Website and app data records
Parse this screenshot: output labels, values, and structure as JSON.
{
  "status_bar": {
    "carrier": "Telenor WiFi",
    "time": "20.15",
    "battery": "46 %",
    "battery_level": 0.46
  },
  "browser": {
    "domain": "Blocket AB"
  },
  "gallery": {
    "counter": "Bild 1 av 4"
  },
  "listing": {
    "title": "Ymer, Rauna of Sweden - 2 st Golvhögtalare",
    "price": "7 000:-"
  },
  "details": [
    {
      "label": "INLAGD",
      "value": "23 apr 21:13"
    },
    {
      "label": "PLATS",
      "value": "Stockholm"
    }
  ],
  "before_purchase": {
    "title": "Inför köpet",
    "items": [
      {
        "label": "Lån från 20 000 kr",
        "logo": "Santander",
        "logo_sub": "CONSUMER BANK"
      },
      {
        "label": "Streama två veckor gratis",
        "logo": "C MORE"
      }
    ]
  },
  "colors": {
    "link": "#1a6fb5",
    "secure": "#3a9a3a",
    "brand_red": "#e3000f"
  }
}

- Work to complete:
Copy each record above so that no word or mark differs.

- Output for this task:
Parse this screenshot: output labels, values, and structure as JSON.
{
  "status_bar": {
    "carrier": "Telenor WiFi",
    "time": "20.15",
    "battery": "46 %",
    "battery_level": 0.46
  },
  "browser": {
    "domain": "Blocket AB"
  },
  "gallery": {
    "counter": "Bild 1 av 4"
  },
  "listing": {
    "title": "Ymer, Rauna of Sweden - 2 st Golvhögtalare",
    "price": "7 000:-"
  },
  "details": [
    {
      "label": "INLAGD",
      "value": "23 apr 21:13"
    },
    {
      "label": "PLATS",
      "value": "Stockholm"
    }
  ],
  "before_purchase": {
    "title": "Inför köpet",
    "items": [
      {
        "label": "Lån från 20 000 kr",
        "logo": "Santander",
        "logo_sub": "CONSUMER BANK"
      },
      {
        "label": "Streama två veckor gratis",
        "logo": "C MORE"
      }
    ]
  },
  "colors": {
    "link": "#1a6fb5",
    "secure": "#3a9a3a",
    "brand_red": "#e3000f"
  }
}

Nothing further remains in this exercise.